First published July 3, 2008 in Mediapost’s Search Insider
In the last three columns, I explored the fundamentals of humans seeking information. To refresh your memory, the purpose of this series is to explore the importance of branding on the search page. Taking several steps back to begin my run at this topic (and risking a series that is “long and extremely wind baggy,” in the words of one reader), we’re now starting to get at some of the important concepts to understand how we interact with a search results page.
Bates and Berrypicking
In 1989, Marcia Bates took a fresh look at the classic model of information retrieval that had dominated for the previous 25 years. The model was a fairly straight equation, with on one side a collection of documents and how the contents of those documents were represented, and the seeker’s information need and the query they constructed to express that need on the other side. In the middle was the desired outcome, the match of query and document representation.

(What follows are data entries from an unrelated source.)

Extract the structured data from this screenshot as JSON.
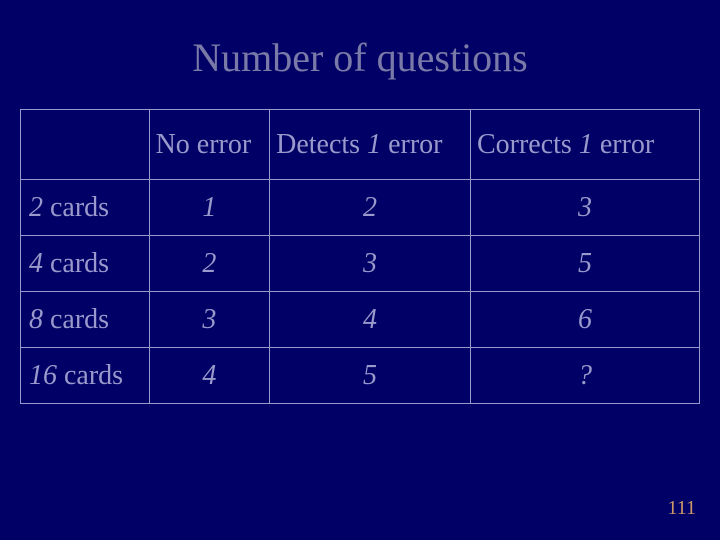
{
  "title": "Number of questions",
  "headers": {
    "blank": "",
    "col1": "No error",
    "col2_prefix": "Detects ",
    "col2_num": "1",
    "col2_suffix": " error",
    "col3_prefix": "Corrects ",
    "col3_num": "1",
    "col3_suffix": " error"
  },
  "rows": [
    {
      "label_num": "2",
      "label_word": " cards",
      "c1": "1",
      "c2": "2",
      "c3": "3"
    },
    {
      "label_num": "4",
      "label_word": " cards",
      "c1": "2",
      "c2": "3",
      "c3": "5"
    },
    {
      "label_num": "8",
      "label_word": " cards",
      "c1": "3",
      "c2": "4",
      "c3": "6"
    },
    {
      "label_num": "16",
      "label_word": " cards",
      "c1": "4",
      "c2": "5",
      "c3": "?"
    }
  ],
  "page_number": "111"
}
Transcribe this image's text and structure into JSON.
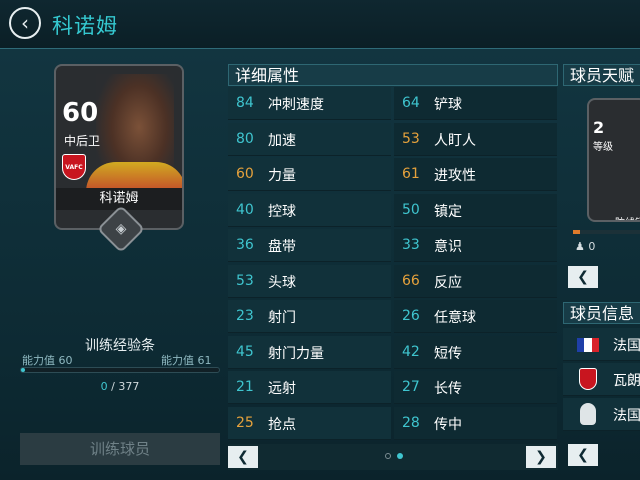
{
  "header": {
    "title": "科诺姆",
    "back_icon": "‹"
  },
  "card": {
    "rating": "60",
    "position": "中后卫",
    "name": "科诺姆",
    "club_badge": "VAFC"
  },
  "training": {
    "title": "训练经验条",
    "ability_left_label": "能力值",
    "ability_left_value": "60",
    "ability_right_label": "能力值",
    "ability_right_value": "61",
    "xp_current": "0",
    "xp_separator": "/",
    "xp_total": "377",
    "progress": 0,
    "button_label": "训练球员"
  },
  "attributes": {
    "title": "详细属性",
    "rows": [
      {
        "l_val": "84",
        "l_name": "冲刺速度",
        "l_color": "#3fc5cf",
        "r_val": "64",
        "r_name": "铲球",
        "r_color": "#3fc5cf"
      },
      {
        "l_val": "80",
        "l_name": "加速",
        "l_color": "#3fc5cf",
        "r_val": "53",
        "r_name": "人盯人",
        "r_color": "#e6a23c"
      },
      {
        "l_val": "60",
        "l_name": "力量",
        "l_color": "#e6a23c",
        "r_val": "61",
        "r_name": "进攻性",
        "r_color": "#e6a23c"
      },
      {
        "l_val": "40",
        "l_name": "控球",
        "l_color": "#3fc5cf",
        "r_val": "50",
        "r_name": "镇定",
        "r_color": "#3fc5cf"
      },
      {
        "l_val": "36",
        "l_name": "盘带",
        "l_color": "#3fc5cf",
        "r_val": "33",
        "r_name": "意识",
        "r_color": "#3fc5cf"
      },
      {
        "l_val": "53",
        "l_name": "头球",
        "l_color": "#3fc5cf",
        "r_val": "66",
        "r_name": "反应",
        "r_color": "#e6a23c"
      },
      {
        "l_val": "23",
        "l_name": "射门",
        "l_color": "#3fc5cf",
        "r_val": "26",
        "r_name": "任意球",
        "r_color": "#3fc5cf"
      },
      {
        "l_val": "45",
        "l_name": "射门力量",
        "l_color": "#3fc5cf",
        "r_val": "42",
        "r_name": "短传",
        "r_color": "#3fc5cf"
      },
      {
        "l_val": "21",
        "l_name": "远射",
        "l_color": "#3fc5cf",
        "r_val": "27",
        "r_name": "长传",
        "r_color": "#3fc5cf"
      },
      {
        "l_val": "25",
        "l_name": "抢点",
        "l_color": "#e6a23c",
        "r_val": "28",
        "r_name": "传中",
        "r_color": "#3fc5cf"
      }
    ],
    "prev_icon": "❮",
    "next_icon": "❯"
  },
  "talent": {
    "title": "球员天赋",
    "level": "2",
    "level_label": "等级",
    "role": "防线锁",
    "count": "0",
    "back_icon": "❮"
  },
  "info": {
    "title": "球员信息",
    "nation": "法国",
    "club": "瓦朗",
    "league": "法国",
    "back_icon": "❮"
  }
}
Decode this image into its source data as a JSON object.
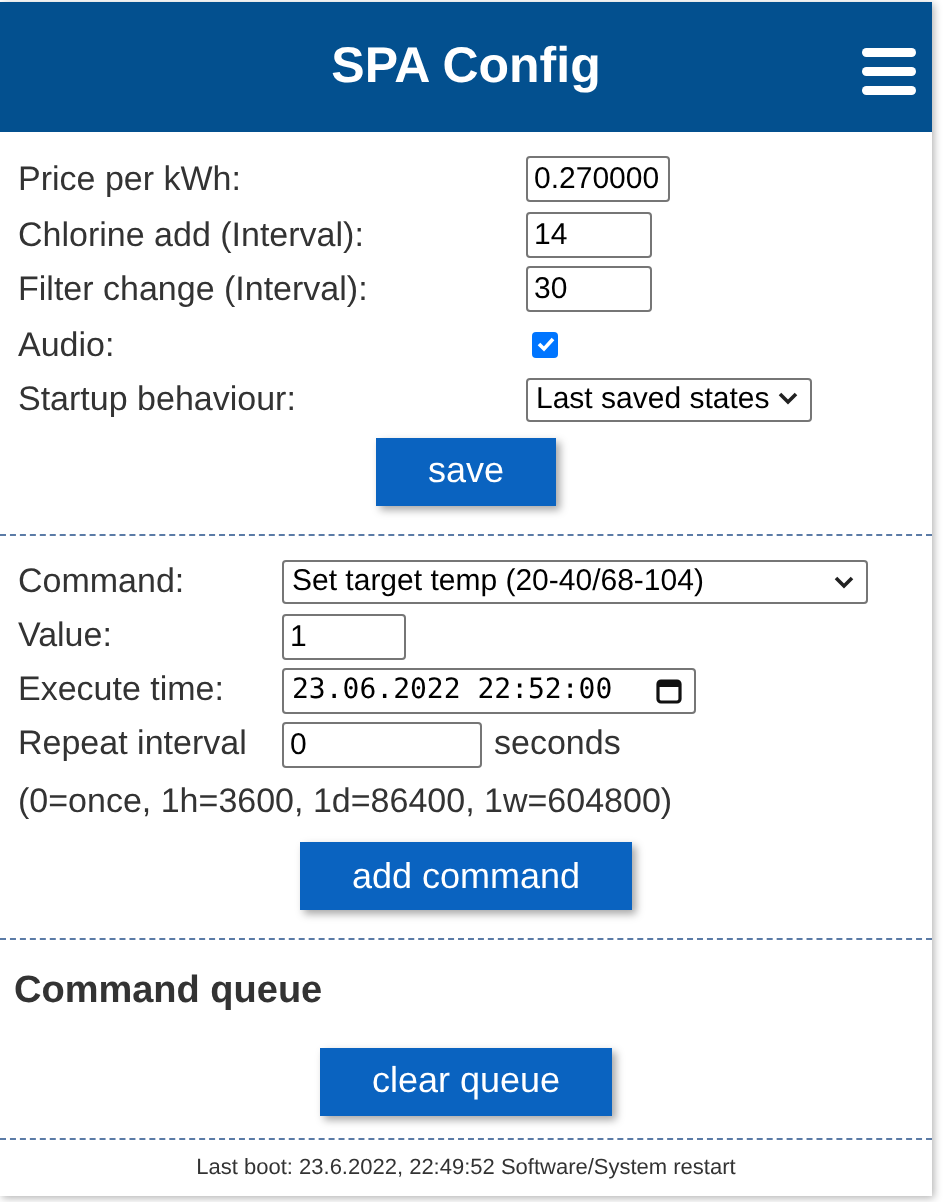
{
  "header": {
    "title": "SPA Config"
  },
  "settings": [
    {
      "kind": "text",
      "label": "Price per kWh:",
      "value": "0.270000"
    },
    {
      "kind": "text",
      "label": "Chlorine add (Interval):",
      "value": "14"
    },
    {
      "kind": "text",
      "label": "Filter change (Interval):",
      "value": "30"
    },
    {
      "kind": "checkbox",
      "label": "Audio:",
      "checked": true
    },
    {
      "kind": "select",
      "label": "Startup behaviour:",
      "value": "Last saved states"
    }
  ],
  "save_button": "save",
  "command_form": {
    "fields": [
      {
        "kind": "select",
        "label": "Command:",
        "value": "Set target temp (20-40/68-104)"
      },
      {
        "kind": "text",
        "label": "Value:",
        "value": "1"
      },
      {
        "kind": "datetime",
        "label": "Execute time:",
        "value": "23.06.2022 22:52:00"
      },
      {
        "kind": "text",
        "label": "Repeat interval",
        "value": "0",
        "unit": "seconds"
      }
    ],
    "hint": "(0=once, 1h=3600, 1d=86400, 1w=604800)",
    "button": "add command"
  },
  "command_queue": {
    "title": "Command queue",
    "button": "clear queue"
  },
  "footer": "Last boot: 23.6.2022, 22:49:52 Software/System restart"
}
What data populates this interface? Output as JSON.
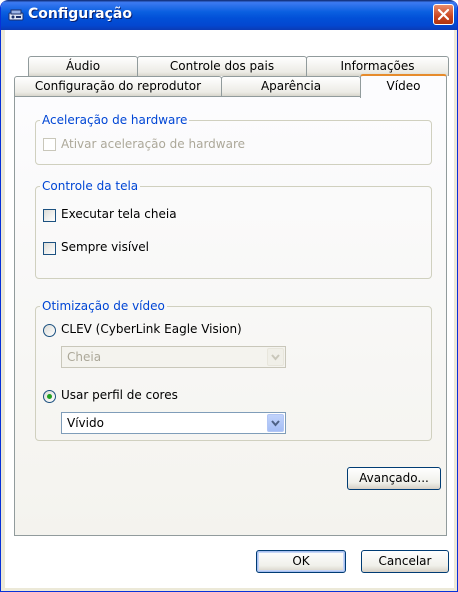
{
  "window": {
    "title": "Configuração",
    "icon": "settings-app-icon",
    "close_icon": "close-icon"
  },
  "tabs": {
    "row_back": [
      "Áudio",
      "Controle dos pais",
      "Informações"
    ],
    "row_front": [
      "Configuração do reprodutor",
      "Aparência",
      "Vídeo"
    ],
    "active": "Vídeo"
  },
  "hardware": {
    "legend": "Aceleração de hardware",
    "checkbox_label": "Ativar aceleração de hardware",
    "checked": false,
    "enabled": false
  },
  "screen": {
    "legend": "Controle da tela",
    "fullscreen_label": "Executar tela cheia",
    "fullscreen_checked": false,
    "always_visible_label": "Sempre visível",
    "always_visible_checked": false
  },
  "video": {
    "legend": "Otimização de vídeo",
    "clev_label": "CLEV (CyberLink Eagle Vision)",
    "clev_selected": false,
    "clev_combo_value": "Cheia",
    "profile_label": "Usar perfil de cores",
    "profile_selected": true,
    "profile_combo_value": "Vívido"
  },
  "buttons": {
    "advanced": "Avançado...",
    "ok": "OK",
    "cancel": "Cancelar"
  },
  "colors": {
    "legend": "#0046d5",
    "active_tab_accent": "#e68b2c",
    "titlebar": "#0250d8",
    "radio_dot": "#21a121"
  }
}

Bates found this admirably simple equation didn’t hold up too well in real-world search situations, especially given the advances in information technology.
The problem with the classic model was that it assumed that the successful search for information was a relatively static event, where one search and retrieval strategy took you eventually to the desired information. Even if you took into account feedback and iterative query refinement, it still looked at the process as a continual and linear one, with incremental progress towards a constant goal. In looking at actual behavior, Bates found that the process was more complex. As we pursued the information we thought we wanted, she found the path was less a straight line and more a looping and meandering path. In fact, it reminded her of picking huckleberries, hence the title of her theory, berrypicking.
Meandering through the Web
Bates found that as we start down the path to the information we seek, we pick up bits of information a little at a time, like picking berries. What’s more, as we pick the berries, we may head off in different directions depending on the information we gather. We follow the berries to more promising clusters of berries, or “patches.” We don’t just refine our queries, we change search and retrieval strategies, the places where we think we’ll find information (our “patches”) and, in the more extreme cases, our ultimate destination. Search is an evolving behavior, not a linear one.
Bates looked at 6 different strategies that academics use to search for information: footnote chasing (backwards chaining from articles of reference, tracking back footnotes); citation searching (forward chaining, using a citation index to jump forward); journal run (using authoritative journals on a subject and going through the entire run); area scanning (using the physical location of a subject in a library on the assumption that relevant materials will be in the same location); abstracting and indexing searches (using organized bibliographies and indexes, usually arranged by subject area); and author searching. At the time of her paper (1989), Web search was still unknown. The first search engine (Archie) would be created in 1990 at McGill University. But as you look at the six methods outlined, it’s clear that Web search lets you do any and all of them.
The Web: The Ultimate Berry Patch
Bates theorized that berrypicking would play out in different environments and you would change strategies as you went from environment to environment. The timeline could be days, weeks or even months. But with the Web and search, you could go from strategy to strategy in seconds, berrypicking your way through the Web. What’s more, you could be diverted from your original path through a serendipitous display of information that catches your attention. For example, you could be footnote chasing (i.e., the source link for a snippet of a review on one page) which leads you to launch a search for other reviews. There you see results for a magazine dedicated to the topic (an example of journal run), a link for other consumer reviews (citation searching) and a book title written by an authority on the subject (author searching). You’ve just used all six of the strategies outlined by Bates in one session, as you used abstracting and indexing (this is ultimately what a search engine is) and area scanning (in this case the physical collocation is defined by the search page real estate).
When it comes to the impact of branding on search, it’s important to understand Bate’s berrypicking model. Any search result could represent a “berry” that could lead us to an entirely new patch. Our search path could evolve in a totally new direction based on what we pick from a page. We can be introduced to brands or have them reinforced as we berrypick our way along.
In the next column, we’ll continue to redefine information retrieval by looking at the Information Foraging theory.